So no, in that conversation, we realized that there was still some opportunity for her to dig in more and understand the problem before she kind of got her linked in. Ready. I know that when you leave, you will take it with you, you are who you are wherever you go. So this is me on my first day of a new school in seventh grade, and I thought I was gonna have any life when I was gonna be super popular, mostly because of this church, so the shirt, other than being off the shoulder, a lot for a seventh grader, it was a peace color, it was tidied, and it had a sequence sign on it, and I thought this was gonna be the thing that rocketed to the top of the popular class. It did not, because I was still me. Right, I was still someone who was more comfortable with the book and then I was with other people, and I was still who I was, so that said, even if you try and reinvent yourself for a new job, you’re still gonna take your strengths and you’re not strengths with you, and you have to be honest with yourself, to not just go with really find a place that’s gonna play to your strengths.
Pinterest tells us, leap and a net will appear. John Burroughs actually sites. But I think there’s truth in it and also not… I think that taking a step in your career shouldn’t feel like a leap of faith. I used to say if you were a little afraid of doing something, you’re probably doing something right, but now I kind of believe something a little bit different, which is that you make your own net, the net seems to appear because you’ve been making it all along, it’s been inside you like Spider Man.
The more you know yourself, the more you know your strengths, the better position you are to navigate your career, no matter how it shakes out.

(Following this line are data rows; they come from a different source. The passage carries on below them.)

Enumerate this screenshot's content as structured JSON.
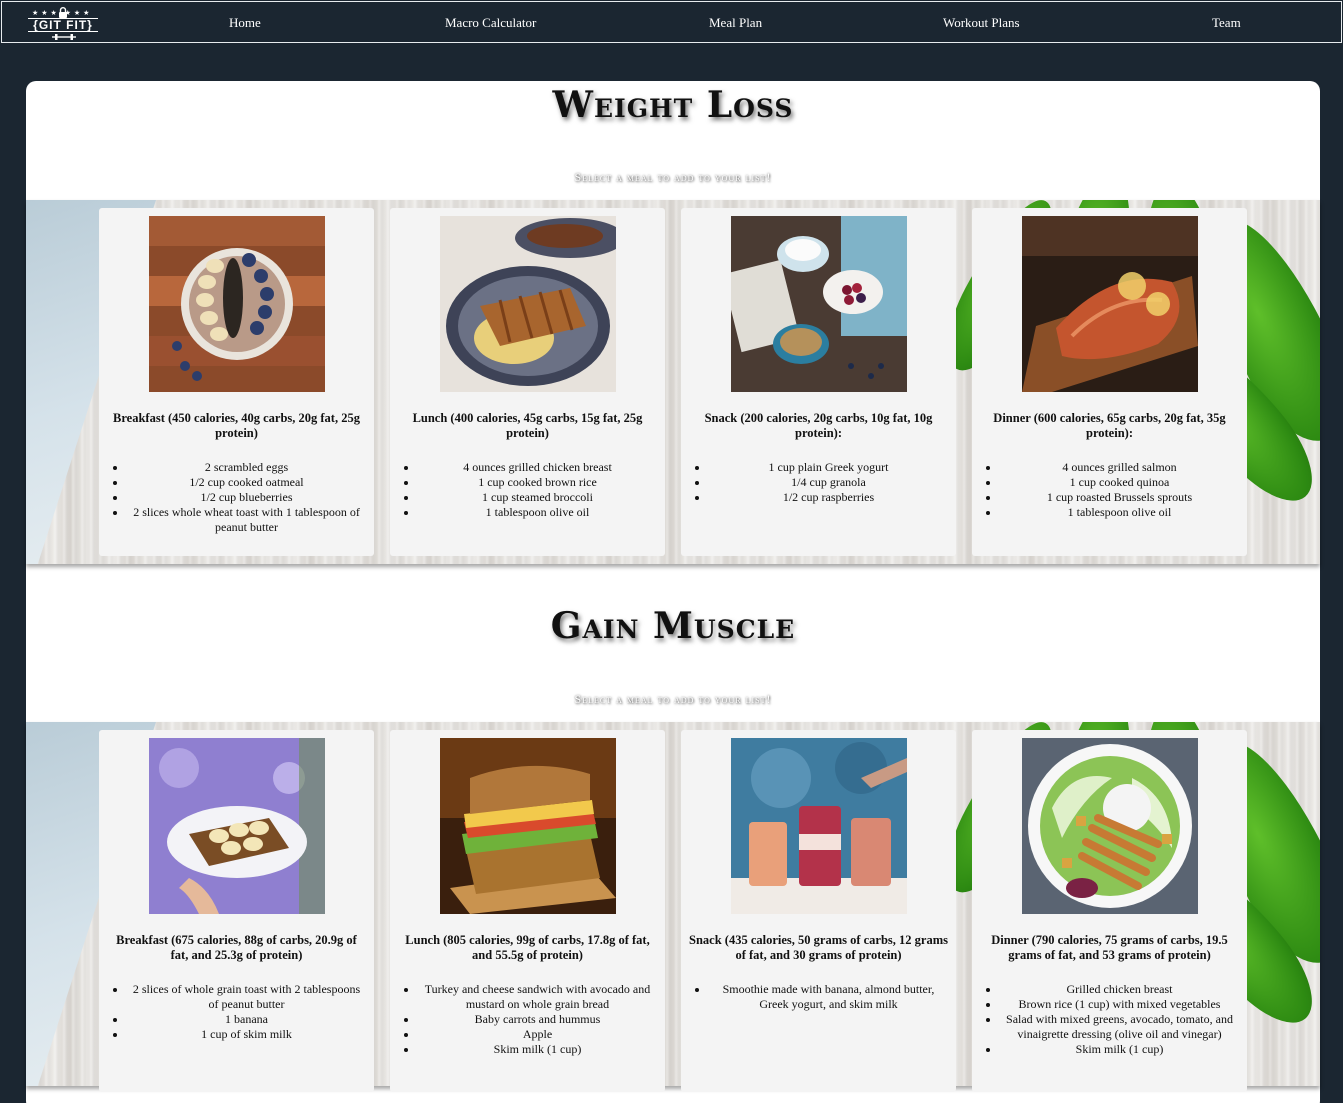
{
  "nav": {
    "logo_text": "{GIT FIT}",
    "logo_stars": "★★★ ★★★",
    "links": [
      "Home",
      "Macro Calculator",
      "Meal Plan",
      "Workout Plans",
      "Team"
    ]
  },
  "sections": [
    {
      "title": "Weight Loss",
      "subtitle": "Select a meal to add to your list!",
      "meals": [
        {
          "title": "Breakfast (450 calories, 40g carbs, 20g fat, 25g protein)",
          "items": [
            "2 scrambled eggs",
            "1/2 cup cooked oatmeal",
            "1/2 cup blueberries",
            "2 slices whole wheat toast with 1 tablespoon of peanut butter"
          ]
        },
        {
          "title": "Lunch (400 calories, 45g carbs, 15g fat, 25g protein)",
          "items": [
            "4 ounces grilled chicken breast",
            "1 cup cooked brown rice",
            "1 cup steamed broccoli",
            "1 tablespoon olive oil"
          ]
        },
        {
          "title": "Snack (200 calories, 20g carbs, 10g fat, 10g protein):",
          "items": [
            "1 cup plain Greek yogurt",
            "1/4 cup granola",
            "1/2 cup raspberries"
          ]
        },
        {
          "title": "Dinner (600 calories, 65g carbs, 20g fat, 35g protein):",
          "items": [
            "4 ounces grilled salmon",
            "1 cup cooked quinoa",
            "1 cup roasted Brussels sprouts",
            "1 tablespoon olive oil"
          ]
        }
      ]
    },
    {
      "title": "Gain Muscle",
      "subtitle": "Select a meal to add to your list!",
      "meals": [
        {
          "title": "Breakfast (675 calories, 88g of carbs, 20.9g of fat, and 25.3g of protein)",
          "items": [
            "2 slices of whole grain toast with 2 tablespoons of peanut butter",
            "1 banana",
            "1 cup of skim milk"
          ]
        },
        {
          "title": "Lunch (805 calories, 99g of carbs, 17.8g of fat, and 55.5g of protein)",
          "items": [
            "Turkey and cheese sandwich with avocado and mustard on whole grain bread",
            "Baby carrots and hummus",
            "Apple",
            "Skim milk (1 cup)"
          ]
        },
        {
          "title": "Snack (435 calories, 50 grams of carbs, 12 grams of fat, and 30 grams of protein)",
          "items": [
            "Smoothie made with banana, almond butter, Greek yogurt, and skim milk"
          ]
        },
        {
          "title": "Dinner (790 calories, 75 grams of carbs, 19.5 grams of fat, and 53 grams of protein)",
          "items": [
            "Grilled chicken breast",
            "Brown rice (1 cup) with mixed vegetables",
            "Salad with mixed greens, avocado, tomato, and vinaigrette dressing (olive oil and vinegar)",
            "Skim milk (1 cup)"
          ]
        }
      ]
    }
  ]
}
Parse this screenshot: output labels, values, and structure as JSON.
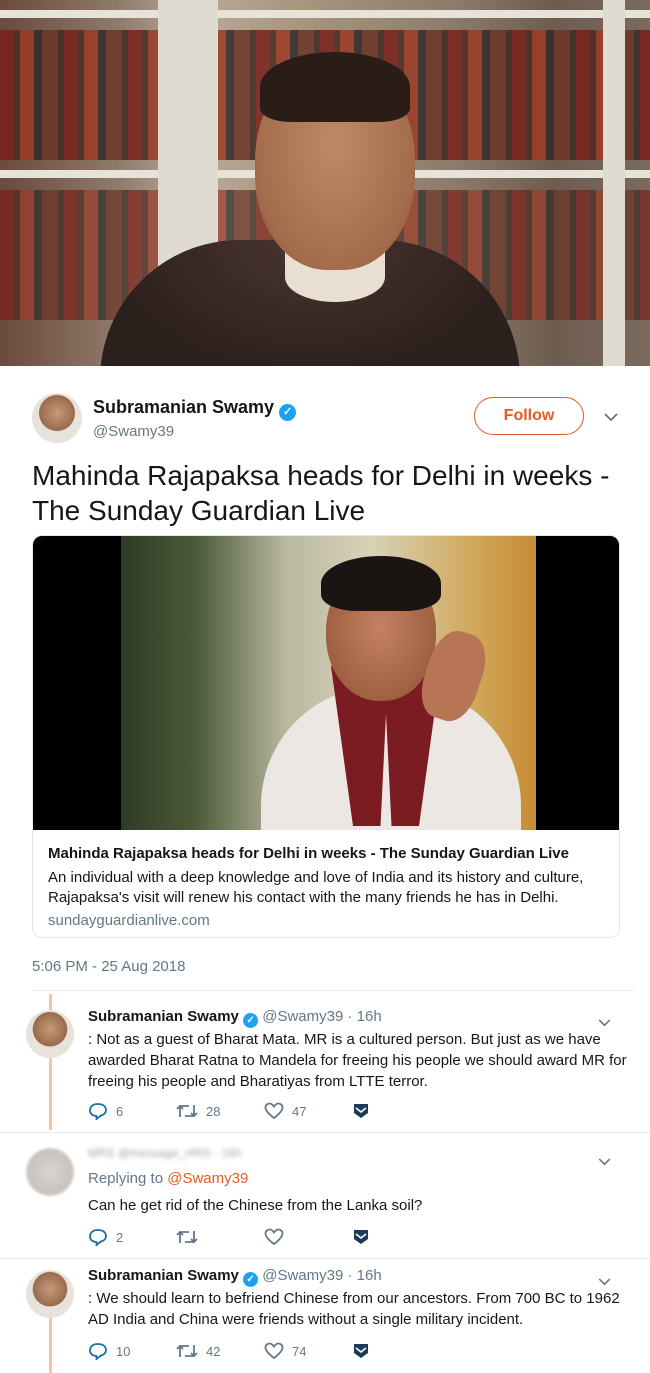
{
  "tweet": {
    "author_name": "Subramanian Swamy",
    "author_handle": "@Swamy39",
    "follow_label": "Follow",
    "text": "Mahinda Rajapaksa heads for Delhi in weeks - The Sunday Guardian Live",
    "timestamp": "5:06 PM - 25 Aug 2018"
  },
  "card": {
    "title": "Mahinda Rajapaksa heads for Delhi in weeks - The Sunday Guardian Live",
    "description": "An individual with a deep knowledge and love of India and its history and culture, Rajapaksa's visit will renew his contact with the many friends he has in Delhi.",
    "url": "sundayguardianlive.com"
  },
  "replies": [
    {
      "name": "Subramanian Swamy",
      "handle": "@Swamy39",
      "time": "· 16h",
      "text": ": Not as a guest of Bharat Mata. MR is a cultured person. But just as we have awarded Bharat Ratna to Mandela for freeing his people we should award MR for freeing his people and Bharatiyas from LTTE terror.",
      "replies": "6",
      "retweets": "28",
      "likes": "47"
    },
    {
      "name": "MRS",
      "handle": "@message_HRS",
      "time": "· 16h",
      "replying_prefix": "Replying to",
      "replying_to": "@Swamy39",
      "text": "Can he get rid of the Chinese from the Lanka soil?",
      "replies": "2",
      "retweets": "",
      "likes": ""
    },
    {
      "name": "Subramanian Swamy",
      "handle": "@Swamy39",
      "time": "· 16h",
      "text": ": We should learn to befriend Chinese from our ancestors. From 700 BC to 1962 AD India and China were friends without a single military incident.",
      "replies": "10",
      "retweets": "42",
      "likes": "74"
    }
  ],
  "icons": {
    "verified": "verified-badge-icon",
    "chevron": "chevron-down-icon",
    "reply": "reply-icon",
    "retweet": "retweet-icon",
    "like": "heart-icon",
    "dm": "direct-message-icon"
  },
  "colors": {
    "accent": "#e65c20",
    "verified": "#1da1f2",
    "muted": "#657786",
    "thread": "#f7c4a8"
  }
}
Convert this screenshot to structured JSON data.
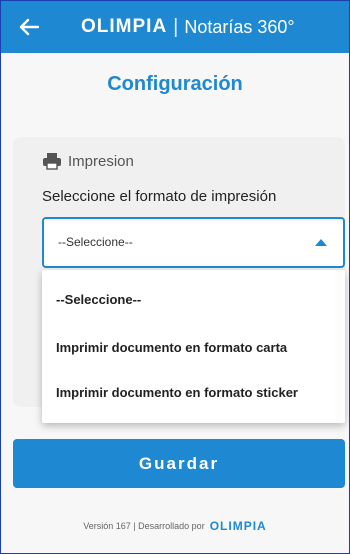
{
  "header": {
    "brand_logo": "olimpia",
    "separator": "|",
    "brand_sub": "Notarías 360°"
  },
  "page": {
    "title": "Configuración"
  },
  "section": {
    "icon": "printer-icon",
    "title": "Impresion",
    "label": "Seleccione el formato de impresión"
  },
  "select": {
    "value": "--Seleccione--",
    "options": [
      "--Seleccione--",
      "Imprimir documento en formato carta",
      "Imprimir documento en formato sticker"
    ]
  },
  "actions": {
    "save_label": "Guardar"
  },
  "footer": {
    "version_text": "Versión 167 | Desarrollado por",
    "logo": "olimpia"
  },
  "colors": {
    "accent": "#1f88d2",
    "border": "#1a3fb0"
  }
}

Like I said from the beginning, I don’t know where I’m going, but the knowledge about who I am for better and for worse, keeps me secure that I know that I’ll be okay when I get there. Oh no. This was a fun time. So this is some music direction from Sati and a piece that I play from time, time, but I also really like it as career advice… Growth can come in many forms. Your career path will take different turns, and growth doesn’t have to be management or even a promotion at a certain level, you can expand your impact or influence or just do your job and leave more balance for your life, you make your own demands. So all in all, to that point, you choose your path and you get to define it on what’s a strength for you and what you do best, take some time, learn what it is that you wanna do and then trust yourself and enlist others to go and make it happen. Thanks.